Our 5.5 acre urban farm near Halifax, in Hammonds Plains, started as a rocky landscape and, against the odds, has become a fruitful land that grows and distributes produce on a tonnage scale.
Where it all started
We purchased our rocky 5.5 acre property (certainly not farmland!) in 2012 and over the following 9 years Pat has shaped the land into what it is now, a productive ecologically focused farm, with a permaculture orchard of 85 fruit trees, countless berry producing plants, 2 vegetable plots with over 10,000 square feet of growing beds and 3000 square feet of greenhouse space.
Fogarty’s came to fruition (no pun intended) out of Pat’s belief that there has to be a better way forward with the future of farming on a global scale. With the increased threat of local food security across all major cities in Canada, rising food costs associated with the industrial food system, greenhouse gas emissions, soil erosion on a mass scale and the overall availability of nutrient dense naturally grown fresh food. “Ultra Local” as Pat likes to say is the way forward, rejuvenating the “old” concept of a farmer growing food for their direct community (radical idea, I know!), small scale urban farming with an almost non existent carbon footprint to boot!
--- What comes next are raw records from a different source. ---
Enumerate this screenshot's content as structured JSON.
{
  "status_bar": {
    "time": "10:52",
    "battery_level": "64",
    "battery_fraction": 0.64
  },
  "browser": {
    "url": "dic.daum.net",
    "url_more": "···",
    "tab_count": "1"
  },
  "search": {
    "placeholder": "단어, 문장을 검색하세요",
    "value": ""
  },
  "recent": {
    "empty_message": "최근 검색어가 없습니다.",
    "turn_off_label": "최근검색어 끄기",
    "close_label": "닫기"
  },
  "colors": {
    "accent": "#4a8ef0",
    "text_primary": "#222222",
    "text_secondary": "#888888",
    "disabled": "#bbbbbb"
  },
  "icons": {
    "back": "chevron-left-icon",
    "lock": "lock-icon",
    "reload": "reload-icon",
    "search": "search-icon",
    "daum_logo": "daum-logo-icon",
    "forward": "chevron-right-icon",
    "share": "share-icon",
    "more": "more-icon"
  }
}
We grow our vegetables with ZERO synthetic fertilizers, pesticides or herbicides. Focusing on soil biology and soil building by utilizing compost, cover crops and natural fish/kelp based inputs for fertility. We employ silage tarps, landscape fabric, minimal tillage and flame weeding to control weed pressure and soil erosion. For “pest control” we use insect netting and biological methods such as nematodes and effective microbes.
Fogarty’s grows and distributes produce on a tonnage scale within HRM annually, just imagine if more urban farms were to open up shop? That would take a huge bite out of food security issues for our city. For every carrot we grow, it is one less carrot being shipped and one more available for hungry mouths. In addition to the produce, we also distribute thousands of food producing plants annually within HRM and surrounding areas.